_Task to complete_
Gather the lines below that include the string "creative", copying each in full.

##### Recorded information #####

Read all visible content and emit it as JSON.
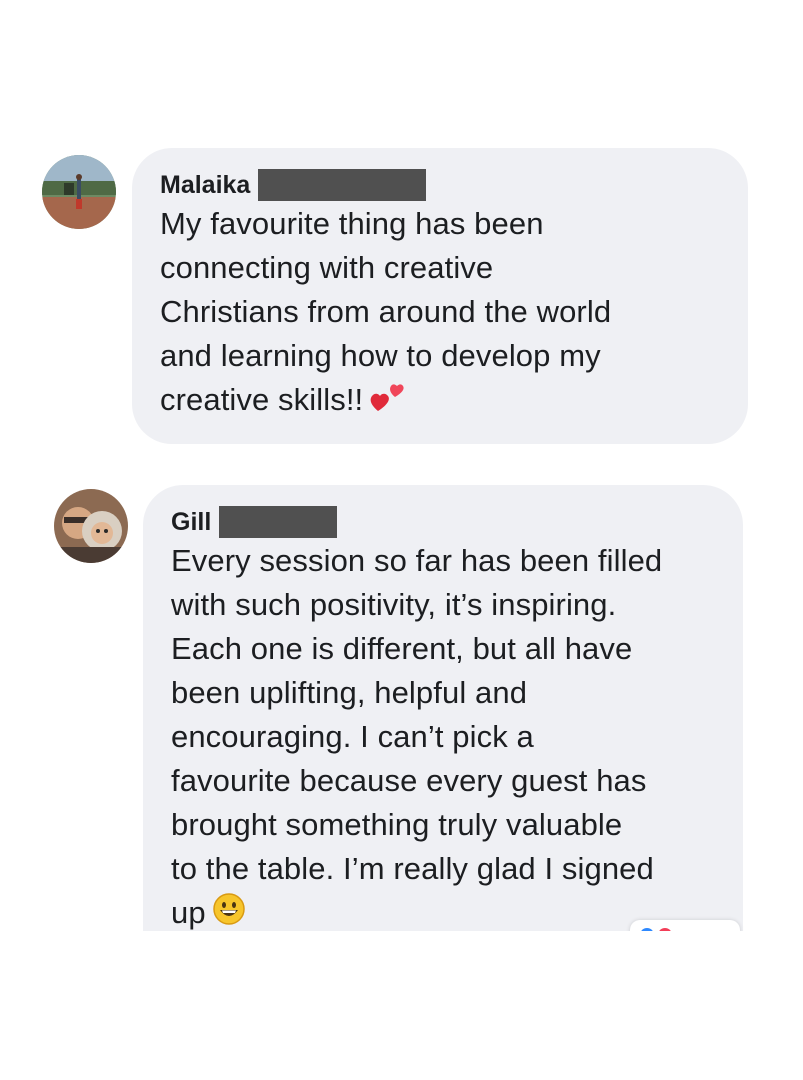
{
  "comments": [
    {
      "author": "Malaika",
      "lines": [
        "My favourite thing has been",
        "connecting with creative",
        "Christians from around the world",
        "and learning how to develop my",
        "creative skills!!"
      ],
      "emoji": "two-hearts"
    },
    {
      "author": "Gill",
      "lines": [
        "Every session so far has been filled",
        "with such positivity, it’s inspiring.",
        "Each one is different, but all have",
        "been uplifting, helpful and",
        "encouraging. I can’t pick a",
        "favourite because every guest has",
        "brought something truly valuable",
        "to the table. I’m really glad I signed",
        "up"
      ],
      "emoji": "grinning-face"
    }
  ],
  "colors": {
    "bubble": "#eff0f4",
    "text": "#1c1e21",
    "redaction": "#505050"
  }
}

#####
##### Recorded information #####

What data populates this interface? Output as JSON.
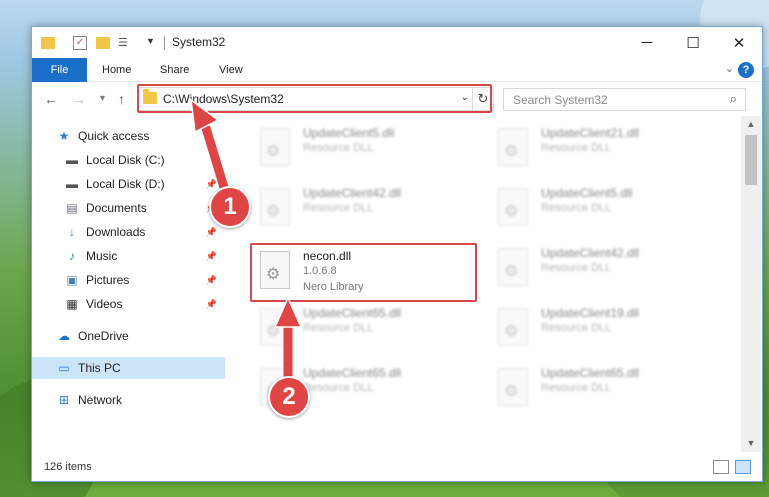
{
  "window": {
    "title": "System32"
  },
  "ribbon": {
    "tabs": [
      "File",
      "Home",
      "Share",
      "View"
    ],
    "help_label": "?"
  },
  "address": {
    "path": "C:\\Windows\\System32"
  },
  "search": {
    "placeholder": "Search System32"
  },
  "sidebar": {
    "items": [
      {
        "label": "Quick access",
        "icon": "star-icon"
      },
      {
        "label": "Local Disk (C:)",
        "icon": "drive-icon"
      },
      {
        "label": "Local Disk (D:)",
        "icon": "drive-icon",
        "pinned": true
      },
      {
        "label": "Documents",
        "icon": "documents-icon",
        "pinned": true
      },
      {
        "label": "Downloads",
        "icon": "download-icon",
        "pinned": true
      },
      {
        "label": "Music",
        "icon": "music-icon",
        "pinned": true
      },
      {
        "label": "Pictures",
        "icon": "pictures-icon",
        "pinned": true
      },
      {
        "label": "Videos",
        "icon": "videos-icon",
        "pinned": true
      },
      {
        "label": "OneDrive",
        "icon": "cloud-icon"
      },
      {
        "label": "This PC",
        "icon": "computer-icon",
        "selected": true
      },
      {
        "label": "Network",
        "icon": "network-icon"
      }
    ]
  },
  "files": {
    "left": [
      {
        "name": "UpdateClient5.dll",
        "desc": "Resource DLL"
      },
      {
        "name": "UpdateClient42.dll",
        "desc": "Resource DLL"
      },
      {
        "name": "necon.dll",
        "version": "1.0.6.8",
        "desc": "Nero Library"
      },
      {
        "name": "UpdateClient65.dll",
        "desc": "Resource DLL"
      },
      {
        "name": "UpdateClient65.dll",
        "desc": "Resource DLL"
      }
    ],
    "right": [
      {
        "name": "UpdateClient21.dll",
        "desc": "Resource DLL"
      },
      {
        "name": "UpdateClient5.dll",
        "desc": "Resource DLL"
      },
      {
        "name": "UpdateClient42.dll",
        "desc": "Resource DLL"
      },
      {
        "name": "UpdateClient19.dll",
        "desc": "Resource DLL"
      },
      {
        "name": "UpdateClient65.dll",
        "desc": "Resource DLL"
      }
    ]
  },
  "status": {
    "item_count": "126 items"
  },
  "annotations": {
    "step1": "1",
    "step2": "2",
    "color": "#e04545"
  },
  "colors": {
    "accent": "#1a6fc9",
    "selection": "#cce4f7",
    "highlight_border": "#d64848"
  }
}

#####

_Finished task_
        "connecting with creative",
        "creative skills!!"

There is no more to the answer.